- DATA SECTION -

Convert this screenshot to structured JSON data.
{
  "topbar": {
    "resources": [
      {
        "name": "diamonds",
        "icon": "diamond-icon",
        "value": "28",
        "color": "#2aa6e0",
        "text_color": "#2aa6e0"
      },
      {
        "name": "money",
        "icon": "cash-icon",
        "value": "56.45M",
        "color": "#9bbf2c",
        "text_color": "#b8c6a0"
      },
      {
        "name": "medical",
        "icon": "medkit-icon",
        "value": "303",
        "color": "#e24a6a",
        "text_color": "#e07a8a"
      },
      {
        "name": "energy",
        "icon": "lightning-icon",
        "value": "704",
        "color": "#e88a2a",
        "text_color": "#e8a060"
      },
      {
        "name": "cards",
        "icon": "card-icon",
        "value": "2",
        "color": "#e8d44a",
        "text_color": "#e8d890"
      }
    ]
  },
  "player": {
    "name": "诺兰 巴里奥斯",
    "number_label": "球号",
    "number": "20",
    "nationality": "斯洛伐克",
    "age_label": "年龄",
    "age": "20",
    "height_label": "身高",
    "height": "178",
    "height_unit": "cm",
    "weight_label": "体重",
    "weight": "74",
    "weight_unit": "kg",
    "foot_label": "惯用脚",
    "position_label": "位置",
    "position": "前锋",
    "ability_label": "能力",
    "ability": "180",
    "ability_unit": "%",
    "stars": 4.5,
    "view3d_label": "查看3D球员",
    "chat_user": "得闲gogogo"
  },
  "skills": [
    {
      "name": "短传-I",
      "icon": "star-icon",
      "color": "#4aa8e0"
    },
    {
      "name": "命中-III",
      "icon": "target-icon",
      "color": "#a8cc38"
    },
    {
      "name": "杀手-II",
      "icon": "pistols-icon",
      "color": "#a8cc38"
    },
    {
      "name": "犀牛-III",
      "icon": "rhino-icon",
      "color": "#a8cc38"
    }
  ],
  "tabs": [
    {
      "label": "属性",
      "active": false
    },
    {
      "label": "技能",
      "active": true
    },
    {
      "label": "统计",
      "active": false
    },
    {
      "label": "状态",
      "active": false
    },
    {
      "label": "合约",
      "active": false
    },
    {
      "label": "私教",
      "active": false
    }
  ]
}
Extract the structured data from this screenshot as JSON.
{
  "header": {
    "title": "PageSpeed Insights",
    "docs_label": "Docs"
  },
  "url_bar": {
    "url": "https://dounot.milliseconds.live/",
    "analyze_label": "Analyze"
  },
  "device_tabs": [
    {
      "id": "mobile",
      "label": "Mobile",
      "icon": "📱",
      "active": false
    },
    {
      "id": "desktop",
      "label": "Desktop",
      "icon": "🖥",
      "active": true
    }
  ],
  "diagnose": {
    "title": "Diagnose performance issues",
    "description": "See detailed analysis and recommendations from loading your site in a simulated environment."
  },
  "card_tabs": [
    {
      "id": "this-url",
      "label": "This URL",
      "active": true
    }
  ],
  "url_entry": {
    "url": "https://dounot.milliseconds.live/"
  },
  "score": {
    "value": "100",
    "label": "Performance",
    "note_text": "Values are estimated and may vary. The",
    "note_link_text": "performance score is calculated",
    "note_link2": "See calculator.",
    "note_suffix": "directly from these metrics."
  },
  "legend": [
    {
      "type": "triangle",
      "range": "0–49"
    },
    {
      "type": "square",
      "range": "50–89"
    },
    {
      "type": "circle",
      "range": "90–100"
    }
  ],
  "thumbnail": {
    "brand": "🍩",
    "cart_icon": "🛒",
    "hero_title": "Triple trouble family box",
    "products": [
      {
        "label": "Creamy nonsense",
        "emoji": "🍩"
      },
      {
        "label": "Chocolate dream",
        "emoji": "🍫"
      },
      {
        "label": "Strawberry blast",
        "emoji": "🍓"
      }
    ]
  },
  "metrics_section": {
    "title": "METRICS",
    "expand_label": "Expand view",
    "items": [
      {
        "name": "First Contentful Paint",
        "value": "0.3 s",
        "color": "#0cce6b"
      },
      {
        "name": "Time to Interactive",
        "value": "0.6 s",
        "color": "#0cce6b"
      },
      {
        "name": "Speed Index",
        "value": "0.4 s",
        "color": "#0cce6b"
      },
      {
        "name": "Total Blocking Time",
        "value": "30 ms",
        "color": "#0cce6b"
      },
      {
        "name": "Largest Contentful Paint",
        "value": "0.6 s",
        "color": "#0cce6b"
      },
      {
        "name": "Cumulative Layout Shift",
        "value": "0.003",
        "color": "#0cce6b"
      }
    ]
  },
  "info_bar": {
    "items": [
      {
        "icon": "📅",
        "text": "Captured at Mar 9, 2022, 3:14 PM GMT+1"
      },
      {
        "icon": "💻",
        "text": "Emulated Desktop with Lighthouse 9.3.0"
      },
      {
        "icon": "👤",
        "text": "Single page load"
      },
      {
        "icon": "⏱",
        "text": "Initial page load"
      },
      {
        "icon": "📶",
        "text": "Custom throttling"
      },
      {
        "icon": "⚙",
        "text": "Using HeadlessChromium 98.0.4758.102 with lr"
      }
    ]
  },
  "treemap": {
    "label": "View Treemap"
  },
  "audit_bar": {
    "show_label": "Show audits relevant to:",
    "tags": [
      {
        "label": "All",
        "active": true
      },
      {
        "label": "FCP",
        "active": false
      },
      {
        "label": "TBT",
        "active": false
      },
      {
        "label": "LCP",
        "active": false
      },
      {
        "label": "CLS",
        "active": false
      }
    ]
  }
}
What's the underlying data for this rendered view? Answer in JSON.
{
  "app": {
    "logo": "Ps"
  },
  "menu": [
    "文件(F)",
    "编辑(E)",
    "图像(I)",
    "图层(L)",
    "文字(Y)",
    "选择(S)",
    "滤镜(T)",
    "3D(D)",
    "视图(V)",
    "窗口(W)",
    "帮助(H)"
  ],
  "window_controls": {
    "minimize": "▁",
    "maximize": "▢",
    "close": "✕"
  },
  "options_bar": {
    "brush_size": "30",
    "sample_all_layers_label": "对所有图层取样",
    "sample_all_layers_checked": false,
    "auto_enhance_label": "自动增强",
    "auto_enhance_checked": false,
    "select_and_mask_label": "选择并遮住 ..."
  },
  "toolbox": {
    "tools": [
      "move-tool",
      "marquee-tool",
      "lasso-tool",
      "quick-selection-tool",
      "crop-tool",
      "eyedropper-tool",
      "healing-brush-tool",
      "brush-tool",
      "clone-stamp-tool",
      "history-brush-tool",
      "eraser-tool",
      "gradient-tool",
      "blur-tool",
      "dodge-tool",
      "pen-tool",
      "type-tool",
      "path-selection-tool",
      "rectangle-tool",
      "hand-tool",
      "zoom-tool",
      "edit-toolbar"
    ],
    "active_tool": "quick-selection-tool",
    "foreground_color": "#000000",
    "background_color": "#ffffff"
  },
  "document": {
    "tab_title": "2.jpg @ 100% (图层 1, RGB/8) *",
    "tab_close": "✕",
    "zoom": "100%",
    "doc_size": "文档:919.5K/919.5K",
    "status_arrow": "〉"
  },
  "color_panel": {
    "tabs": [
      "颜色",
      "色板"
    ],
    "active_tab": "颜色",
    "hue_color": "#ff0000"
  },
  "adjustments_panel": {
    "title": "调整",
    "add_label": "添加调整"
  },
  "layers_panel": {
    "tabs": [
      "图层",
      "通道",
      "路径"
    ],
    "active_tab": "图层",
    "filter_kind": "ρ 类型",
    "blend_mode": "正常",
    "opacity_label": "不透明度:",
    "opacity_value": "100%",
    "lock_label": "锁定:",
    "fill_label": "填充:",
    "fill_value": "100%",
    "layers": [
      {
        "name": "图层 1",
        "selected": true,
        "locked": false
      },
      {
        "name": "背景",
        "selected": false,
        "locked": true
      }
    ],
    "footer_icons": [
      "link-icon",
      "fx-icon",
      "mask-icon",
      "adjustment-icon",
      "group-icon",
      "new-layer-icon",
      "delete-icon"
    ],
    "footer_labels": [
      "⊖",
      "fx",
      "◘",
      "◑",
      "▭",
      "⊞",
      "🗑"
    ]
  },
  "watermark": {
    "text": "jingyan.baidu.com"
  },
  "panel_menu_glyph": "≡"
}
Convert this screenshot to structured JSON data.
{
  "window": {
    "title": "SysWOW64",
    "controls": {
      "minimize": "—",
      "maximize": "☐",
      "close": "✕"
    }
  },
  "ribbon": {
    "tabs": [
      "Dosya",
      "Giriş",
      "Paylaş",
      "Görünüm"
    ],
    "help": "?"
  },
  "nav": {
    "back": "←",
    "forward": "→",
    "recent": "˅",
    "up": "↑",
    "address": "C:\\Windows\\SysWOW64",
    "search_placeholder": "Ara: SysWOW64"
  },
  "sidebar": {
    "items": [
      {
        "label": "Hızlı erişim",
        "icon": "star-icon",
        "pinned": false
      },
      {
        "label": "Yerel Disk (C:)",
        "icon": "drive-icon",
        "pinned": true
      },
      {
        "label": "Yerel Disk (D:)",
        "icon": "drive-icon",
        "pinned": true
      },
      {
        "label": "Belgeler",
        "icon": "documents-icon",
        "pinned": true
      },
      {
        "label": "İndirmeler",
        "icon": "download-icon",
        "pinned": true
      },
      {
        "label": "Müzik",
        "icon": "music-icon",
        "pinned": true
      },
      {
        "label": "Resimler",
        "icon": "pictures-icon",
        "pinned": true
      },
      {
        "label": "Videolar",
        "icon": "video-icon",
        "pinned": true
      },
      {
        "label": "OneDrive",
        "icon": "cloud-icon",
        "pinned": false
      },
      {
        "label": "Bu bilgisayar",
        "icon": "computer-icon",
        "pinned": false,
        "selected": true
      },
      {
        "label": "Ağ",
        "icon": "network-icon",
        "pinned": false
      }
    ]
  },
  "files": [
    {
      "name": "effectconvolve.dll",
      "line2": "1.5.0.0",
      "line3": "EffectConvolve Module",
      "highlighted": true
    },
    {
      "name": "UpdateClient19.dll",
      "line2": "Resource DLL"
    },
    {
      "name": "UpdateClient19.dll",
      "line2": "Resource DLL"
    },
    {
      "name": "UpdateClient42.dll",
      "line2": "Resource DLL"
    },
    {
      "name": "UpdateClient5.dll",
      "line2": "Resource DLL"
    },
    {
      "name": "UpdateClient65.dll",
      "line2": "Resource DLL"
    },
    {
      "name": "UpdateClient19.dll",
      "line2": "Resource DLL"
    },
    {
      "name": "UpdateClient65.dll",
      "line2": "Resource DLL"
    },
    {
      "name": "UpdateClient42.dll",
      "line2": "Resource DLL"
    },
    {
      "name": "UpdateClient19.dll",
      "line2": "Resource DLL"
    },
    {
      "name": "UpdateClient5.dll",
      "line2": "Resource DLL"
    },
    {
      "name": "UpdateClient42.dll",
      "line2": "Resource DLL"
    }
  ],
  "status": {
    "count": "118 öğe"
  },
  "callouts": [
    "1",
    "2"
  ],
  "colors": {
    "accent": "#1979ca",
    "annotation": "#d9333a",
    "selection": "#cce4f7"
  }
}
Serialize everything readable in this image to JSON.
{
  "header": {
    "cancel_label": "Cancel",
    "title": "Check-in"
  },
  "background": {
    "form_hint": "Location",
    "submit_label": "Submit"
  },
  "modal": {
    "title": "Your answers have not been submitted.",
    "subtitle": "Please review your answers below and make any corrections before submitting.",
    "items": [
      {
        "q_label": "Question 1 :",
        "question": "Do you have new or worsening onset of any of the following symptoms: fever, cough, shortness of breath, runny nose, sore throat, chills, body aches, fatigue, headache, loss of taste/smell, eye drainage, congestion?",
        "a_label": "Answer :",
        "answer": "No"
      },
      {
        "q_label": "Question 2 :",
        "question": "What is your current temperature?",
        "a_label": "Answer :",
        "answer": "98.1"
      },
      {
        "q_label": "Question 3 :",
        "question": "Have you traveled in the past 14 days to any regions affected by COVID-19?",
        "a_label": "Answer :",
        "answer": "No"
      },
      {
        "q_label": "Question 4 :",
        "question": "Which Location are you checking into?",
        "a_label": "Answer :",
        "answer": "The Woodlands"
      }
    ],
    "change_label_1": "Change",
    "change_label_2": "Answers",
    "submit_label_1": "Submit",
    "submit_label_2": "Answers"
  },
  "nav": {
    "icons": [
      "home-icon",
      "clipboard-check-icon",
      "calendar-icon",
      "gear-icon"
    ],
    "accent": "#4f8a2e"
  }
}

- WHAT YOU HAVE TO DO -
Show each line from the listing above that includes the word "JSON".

- RESPONSE TO THE TASK -
Convert this screenshot to structured JSON data.
Extract the structured data from this screenshot as JSON.
What's the underlying data for this rendered view? Answer in JSON.
Convert this screenshot to structured JSON data.
Serialize everything readable in this image to JSON.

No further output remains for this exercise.